Excerpts from a dataset
··········
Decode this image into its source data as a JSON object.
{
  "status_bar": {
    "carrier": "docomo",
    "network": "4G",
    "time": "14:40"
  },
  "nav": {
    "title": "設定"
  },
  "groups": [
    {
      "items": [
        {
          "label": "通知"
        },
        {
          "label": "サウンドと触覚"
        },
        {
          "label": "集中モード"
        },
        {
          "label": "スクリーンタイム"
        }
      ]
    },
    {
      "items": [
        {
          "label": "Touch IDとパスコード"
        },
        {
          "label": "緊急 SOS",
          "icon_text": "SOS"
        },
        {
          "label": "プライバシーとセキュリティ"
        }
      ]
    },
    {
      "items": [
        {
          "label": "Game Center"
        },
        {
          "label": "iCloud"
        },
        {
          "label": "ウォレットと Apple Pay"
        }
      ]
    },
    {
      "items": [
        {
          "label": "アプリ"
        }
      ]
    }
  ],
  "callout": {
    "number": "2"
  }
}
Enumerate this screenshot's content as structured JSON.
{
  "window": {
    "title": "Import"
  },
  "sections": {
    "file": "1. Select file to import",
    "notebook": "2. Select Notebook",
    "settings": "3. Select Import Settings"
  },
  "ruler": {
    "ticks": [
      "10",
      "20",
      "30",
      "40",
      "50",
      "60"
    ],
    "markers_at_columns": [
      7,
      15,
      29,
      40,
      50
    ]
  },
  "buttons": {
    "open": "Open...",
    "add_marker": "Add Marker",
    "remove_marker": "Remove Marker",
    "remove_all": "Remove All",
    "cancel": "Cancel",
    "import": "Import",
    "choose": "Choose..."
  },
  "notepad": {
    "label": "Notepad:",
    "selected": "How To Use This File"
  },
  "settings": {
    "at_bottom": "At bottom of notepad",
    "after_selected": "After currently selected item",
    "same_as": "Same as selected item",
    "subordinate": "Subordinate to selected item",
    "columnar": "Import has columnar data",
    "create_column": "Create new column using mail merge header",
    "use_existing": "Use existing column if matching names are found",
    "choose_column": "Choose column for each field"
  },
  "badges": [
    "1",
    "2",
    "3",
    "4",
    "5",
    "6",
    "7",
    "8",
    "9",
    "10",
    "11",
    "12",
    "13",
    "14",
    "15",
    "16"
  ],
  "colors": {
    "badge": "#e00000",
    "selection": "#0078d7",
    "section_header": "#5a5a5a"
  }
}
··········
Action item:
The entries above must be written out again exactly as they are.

Exercise answer:
Decode this image into its source data as a JSON object.
{
  "status_bar": {
    "carrier": "docomo",
    "network": "4G",
    "time": "14:40"
  },
  "nav": {
    "title": "設定"
  },
  "groups": [
    {
      "items": [
        {
          "label": "通知"
        },
        {
          "label": "サウンドと触覚"
        },
        {
          "label": "集中モード"
        },
        {
          "label": "スクリーンタイム"
        }
      ]
    },
    {
      "items": [
        {
          "label": "Touch IDとパスコード"
        },
        {
          "label": "緊急 SOS",
          "icon_text": "SOS"
        },
        {
          "label": "プライバシーとセキュリティ"
        }
      ]
    },
    {
      "items": [
        {
          "label": "Game Center"
        },
        {
          "label": "iCloud"
        },
        {
          "label": "ウォレットと Apple Pay"
        }
      ]
    },
    {
      "items": [
        {
          "label": "アプリ"
        }
      ]
    }
  ],
  "callout": {
    "number": "2"
  }
}
Enumerate this screenshot's content as structured JSON.
{
  "window": {
    "title": "Import"
  },
  "sections": {
    "file": "1. Select file to import",
    "notebook": "2. Select Notebook",
    "settings": "3. Select Import Settings"
  },
  "ruler": {
    "ticks": [
      "10",
      "20",
      "30",
      "40",
      "50",
      "60"
    ],
    "markers_at_columns": [
      7,
      15,
      29,
      40,
      50
    ]
  },
  "buttons": {
    "open": "Open...",
    "add_marker": "Add Marker",
    "remove_marker": "Remove Marker",
    "remove_all": "Remove All",
    "cancel": "Cancel",
    "import": "Import",
    "choose": "Choose..."
  },
  "notepad": {
    "label": "Notepad:",
    "selected": "How To Use This File"
  },
  "settings": {
    "at_bottom": "At bottom of notepad",
    "after_selected": "After currently selected item",
    "same_as": "Same as selected item",
    "subordinate": "Subordinate to selected item",
    "columnar": "Import has columnar data",
    "create_column": "Create new column using mail merge header",
    "use_existing": "Use existing column if matching names are found",
    "choose_column": "Choose column for each field"
  },
  "badges": [
    "1",
    "2",
    "3",
    "4",
    "5",
    "6",
    "7",
    "8",
    "9",
    "10",
    "11",
    "12",
    "13",
    "14",
    "15",
    "16"
  ],
  "colors": {
    "badge": "#e00000",
    "selection": "#0078d7",
    "section_header": "#5a5a5a"
  }
}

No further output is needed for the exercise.